◆ Assignment ◆
Copy out all the records exactly.

--- Material provided ---

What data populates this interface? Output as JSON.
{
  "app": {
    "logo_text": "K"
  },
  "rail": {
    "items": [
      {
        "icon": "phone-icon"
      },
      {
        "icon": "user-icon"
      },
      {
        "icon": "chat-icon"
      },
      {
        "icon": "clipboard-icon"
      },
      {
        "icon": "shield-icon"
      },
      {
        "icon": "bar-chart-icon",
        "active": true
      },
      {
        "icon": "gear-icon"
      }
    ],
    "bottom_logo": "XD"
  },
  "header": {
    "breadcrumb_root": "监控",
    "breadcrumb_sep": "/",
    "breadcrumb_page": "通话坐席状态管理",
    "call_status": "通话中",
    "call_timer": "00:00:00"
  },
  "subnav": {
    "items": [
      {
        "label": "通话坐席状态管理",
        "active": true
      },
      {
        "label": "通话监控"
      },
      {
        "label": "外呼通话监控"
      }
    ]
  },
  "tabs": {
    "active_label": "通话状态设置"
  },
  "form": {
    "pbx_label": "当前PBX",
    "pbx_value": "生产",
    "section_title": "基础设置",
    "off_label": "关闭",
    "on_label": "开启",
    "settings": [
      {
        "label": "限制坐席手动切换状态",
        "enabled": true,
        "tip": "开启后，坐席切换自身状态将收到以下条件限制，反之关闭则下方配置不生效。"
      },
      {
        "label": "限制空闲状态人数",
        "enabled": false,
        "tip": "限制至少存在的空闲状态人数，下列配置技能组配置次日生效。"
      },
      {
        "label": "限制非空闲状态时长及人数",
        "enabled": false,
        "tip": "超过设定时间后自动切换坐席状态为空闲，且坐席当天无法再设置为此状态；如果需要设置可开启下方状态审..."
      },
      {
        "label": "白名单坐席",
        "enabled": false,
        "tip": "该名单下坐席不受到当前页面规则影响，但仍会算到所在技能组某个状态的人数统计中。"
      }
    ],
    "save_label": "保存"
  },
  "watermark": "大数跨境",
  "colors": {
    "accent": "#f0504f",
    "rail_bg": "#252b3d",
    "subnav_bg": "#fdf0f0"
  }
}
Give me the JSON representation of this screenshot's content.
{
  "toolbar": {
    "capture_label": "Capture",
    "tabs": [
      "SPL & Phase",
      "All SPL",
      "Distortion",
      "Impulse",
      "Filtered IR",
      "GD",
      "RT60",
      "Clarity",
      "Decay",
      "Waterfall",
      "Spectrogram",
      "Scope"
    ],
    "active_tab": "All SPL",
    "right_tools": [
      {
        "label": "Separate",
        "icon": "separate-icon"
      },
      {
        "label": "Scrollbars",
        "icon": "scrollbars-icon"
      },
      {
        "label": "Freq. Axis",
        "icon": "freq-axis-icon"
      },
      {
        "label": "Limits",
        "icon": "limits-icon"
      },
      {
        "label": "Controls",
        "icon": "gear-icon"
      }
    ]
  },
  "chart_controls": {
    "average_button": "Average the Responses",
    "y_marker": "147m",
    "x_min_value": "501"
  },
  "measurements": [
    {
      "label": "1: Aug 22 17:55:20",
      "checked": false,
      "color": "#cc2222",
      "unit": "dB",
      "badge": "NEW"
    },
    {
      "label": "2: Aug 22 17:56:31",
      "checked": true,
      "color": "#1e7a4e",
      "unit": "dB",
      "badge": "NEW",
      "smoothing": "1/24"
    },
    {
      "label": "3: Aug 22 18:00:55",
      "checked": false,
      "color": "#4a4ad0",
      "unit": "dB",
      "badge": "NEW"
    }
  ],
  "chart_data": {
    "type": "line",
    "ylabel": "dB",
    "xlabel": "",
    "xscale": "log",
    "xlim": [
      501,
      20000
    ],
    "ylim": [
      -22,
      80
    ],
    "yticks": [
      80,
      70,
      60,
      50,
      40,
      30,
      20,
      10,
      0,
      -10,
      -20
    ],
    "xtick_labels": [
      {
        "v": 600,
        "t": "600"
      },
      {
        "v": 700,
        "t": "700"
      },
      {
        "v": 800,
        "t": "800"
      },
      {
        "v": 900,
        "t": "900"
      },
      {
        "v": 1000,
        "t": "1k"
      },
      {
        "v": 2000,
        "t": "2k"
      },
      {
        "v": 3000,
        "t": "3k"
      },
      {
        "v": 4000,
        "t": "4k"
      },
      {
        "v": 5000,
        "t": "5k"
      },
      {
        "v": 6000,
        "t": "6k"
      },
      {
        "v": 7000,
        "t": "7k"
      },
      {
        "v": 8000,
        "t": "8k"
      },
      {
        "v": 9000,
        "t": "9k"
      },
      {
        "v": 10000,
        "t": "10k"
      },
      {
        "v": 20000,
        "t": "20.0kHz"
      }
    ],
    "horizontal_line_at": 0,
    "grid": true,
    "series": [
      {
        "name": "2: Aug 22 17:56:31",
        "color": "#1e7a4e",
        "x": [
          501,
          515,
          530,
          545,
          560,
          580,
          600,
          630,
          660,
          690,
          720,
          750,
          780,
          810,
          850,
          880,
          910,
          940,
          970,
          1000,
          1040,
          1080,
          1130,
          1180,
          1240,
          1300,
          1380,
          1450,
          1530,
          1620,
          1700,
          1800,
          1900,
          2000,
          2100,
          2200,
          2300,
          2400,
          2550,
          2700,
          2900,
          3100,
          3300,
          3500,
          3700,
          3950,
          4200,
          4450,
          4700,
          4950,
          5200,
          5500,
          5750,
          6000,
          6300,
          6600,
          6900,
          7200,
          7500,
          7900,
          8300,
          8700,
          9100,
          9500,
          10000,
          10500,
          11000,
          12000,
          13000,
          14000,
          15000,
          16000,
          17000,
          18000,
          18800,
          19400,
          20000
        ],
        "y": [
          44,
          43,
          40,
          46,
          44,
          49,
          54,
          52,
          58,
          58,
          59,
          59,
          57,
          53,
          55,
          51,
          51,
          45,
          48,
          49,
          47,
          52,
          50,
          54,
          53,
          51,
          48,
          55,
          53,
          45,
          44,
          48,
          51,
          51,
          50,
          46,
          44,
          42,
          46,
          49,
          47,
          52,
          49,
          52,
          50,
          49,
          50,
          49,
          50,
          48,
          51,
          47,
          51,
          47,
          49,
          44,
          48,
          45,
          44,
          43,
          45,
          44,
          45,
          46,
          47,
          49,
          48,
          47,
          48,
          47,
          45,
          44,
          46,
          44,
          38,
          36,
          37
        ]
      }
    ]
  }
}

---

◆ Solution for this task ◆
What data populates this interface? Output as JSON.
{
  "app": {
    "logo_text": "K"
  },
  "rail": {
    "items": [
      {
        "icon": "phone-icon"
      },
      {
        "icon": "user-icon"
      },
      {
        "icon": "chat-icon"
      },
      {
        "icon": "clipboard-icon"
      },
      {
        "icon": "shield-icon"
      },
      {
        "icon": "bar-chart-icon",
        "active": true
      },
      {
        "icon": "gear-icon"
      }
    ],
    "bottom_logo": "XD"
  },
  "header": {
    "breadcrumb_root": "监控",
    "breadcrumb_sep": "/",
    "breadcrumb_page": "通话坐席状态管理",
    "call_status": "通话中",
    "call_timer": "00:00:00"
  },
  "subnav": {
    "items": [
      {
        "label": "通话坐席状态管理",
        "active": true
      },
      {
        "label": "通话监控"
      },
      {
        "label": "外呼通话监控"
      }
    ]
  },
  "tabs": {
    "active_label": "通话状态设置"
  },
  "form": {
    "pbx_label": "当前PBX",
    "pbx_value": "生产",
    "section_title": "基础设置",
    "off_label": "关闭",
    "on_label": "开启",
    "settings": [
      {
        "label": "限制坐席手动切换状态",
        "enabled": true,
        "tip": "开启后，坐席切换自身状态将收到以下条件限制，反之关闭则下方配置不生效。"
      },
      {
        "label": "限制空闲状态人数",
        "enabled": false,
        "tip": "限制至少存在的空闲状态人数，下列配置技能组配置次日生效。"
      },
      {
        "label": "限制非空闲状态时长及人数",
        "enabled": false,
        "tip": "超过设定时间后自动切换坐席状态为空闲，且坐席当天无法再设置为此状态；如果需要设置可开启下方状态审..."
      },
      {
        "label": "白名单坐席",
        "enabled": false,
        "tip": "该名单下坐席不受到当前页面规则影响，但仍会算到所在技能组某个状态的人数统计中。"
      }
    ],
    "save_label": "保存"
  },
  "watermark": "大数跨境",
  "colors": {
    "accent": "#f0504f",
    "rail_bg": "#252b3d",
    "subnav_bg": "#fdf0f0"
  }
}
Give me the JSON representation of this screenshot's content.
{
  "toolbar": {
    "capture_label": "Capture",
    "tabs": [
      "SPL & Phase",
      "All SPL",
      "Distortion",
      "Impulse",
      "Filtered IR",
      "GD",
      "RT60",
      "Clarity",
      "Decay",
      "Waterfall",
      "Spectrogram",
      "Scope"
    ],
    "active_tab": "All SPL",
    "right_tools": [
      {
        "label": "Separate",
        "icon": "separate-icon"
      },
      {
        "label": "Scrollbars",
        "icon": "scrollbars-icon"
      },
      {
        "label": "Freq. Axis",
        "icon": "freq-axis-icon"
      },
      {
        "label": "Limits",
        "icon": "limits-icon"
      },
      {
        "label": "Controls",
        "icon": "gear-icon"
      }
    ]
  },
  "chart_controls": {
    "average_button": "Average the Responses",
    "y_marker": "147m",
    "x_min_value": "501"
  },
  "measurements": [
    {
      "label": "1: Aug 22 17:55:20",
      "checked": false,
      "color": "#cc2222",
      "unit": "dB",
      "badge": "NEW"
    },
    {
      "label": "2: Aug 22 17:56:31",
      "checked": true,
      "color": "#1e7a4e",
      "unit": "dB",
      "badge": "NEW",
      "smoothing": "1/24"
    },
    {
      "label": "3: Aug 22 18:00:55",
      "checked": false,
      "color": "#4a4ad0",
      "unit": "dB",
      "badge": "NEW"
    }
  ],
  "chart_data": {
    "type": "line",
    "ylabel": "dB",
    "xlabel": "",
    "xscale": "log",
    "xlim": [
      501,
      20000
    ],
    "ylim": [
      -22,
      80
    ],
    "yticks": [
      80,
      70,
      60,
      50,
      40,
      30,
      20,
      10,
      0,
      -10,
      -20
    ],
    "xtick_labels": [
      {
        "v": 600,
        "t": "600"
      },
      {
        "v": 700,
        "t": "700"
      },
      {
        "v": 800,
        "t": "800"
      },
      {
        "v": 900,
        "t": "900"
      },
      {
        "v": 1000,
        "t": "1k"
      },
      {
        "v": 2000,
        "t": "2k"
      },
      {
        "v": 3000,
        "t": "3k"
      },
      {
        "v": 4000,
        "t": "4k"
      },
      {
        "v": 5000,
        "t": "5k"
      },
      {
        "v": 6000,
        "t": "6k"
      },
      {
        "v": 7000,
        "t": "7k"
      },
      {
        "v": 8000,
        "t": "8k"
      },
      {
        "v": 9000,
        "t": "9k"
      },
      {
        "v": 10000,
        "t": "10k"
      },
      {
        "v": 20000,
        "t": "20.0kHz"
      }
    ],
    "horizontal_line_at": 0,
    "grid": true,
    "series": [
      {
        "name": "2: Aug 22 17:56:31",
        "color": "#1e7a4e",
        "x": [
          501,
          515,
          530,
          545,
          560,
          580,
          600,
          630,
          660,
          690,
          720,
          750,
          780,
          810,
          850,
          880,
          910,
          940,
          970,
          1000,
          1040,
          1080,
          1130,
          1180,
          1240,
          1300,
          1380,
          1450,
          1530,
          1620,
          1700,
          1800,
          1900,
          2000,
          2100,
          2200,
          2300,
          2400,
          2550,
          2700,
          2900,
          3100,
          3300,
          3500,
          3700,
          3950,
          4200,
          4450,
          4700,
          4950,
          5200,
          5500,
          5750,
          6000,
          6300,
          6600,
          6900,
          7200,
          7500,
          7900,
          8300,
          8700,
          9100,
          9500,
          10000,
          10500,
          11000,
          12000,
          13000,
          14000,
          15000,
          16000,
          17000,
          18000,
          18800,
          19400,
          20000
        ],
        "y": [
          44,
          43,
          40,
          46,
          44,
          49,
          54,
          52,
          58,
          58,
          59,
          59,
          57,
          53,
          55,
          51,
          51,
          45,
          48,
          49,
          47,
          52,
          50,
          54,
          53,
          51,
          48,
          55,
          53,
          45,
          44,
          48,
          51,
          51,
          50,
          46,
          44,
          42,
          46,
          49,
          47,
          52,
          49,
          52,
          50,
          49,
          50,
          49,
          50,
          48,
          51,
          47,
          51,
          47,
          49,
          44,
          48,
          45,
          44,
          43,
          45,
          44,
          45,
          46,
          47,
          49,
          48,
          47,
          48,
          47,
          45,
          44,
          46,
          44,
          38,
          36,
          37
        ]
      }
    ]
  }
}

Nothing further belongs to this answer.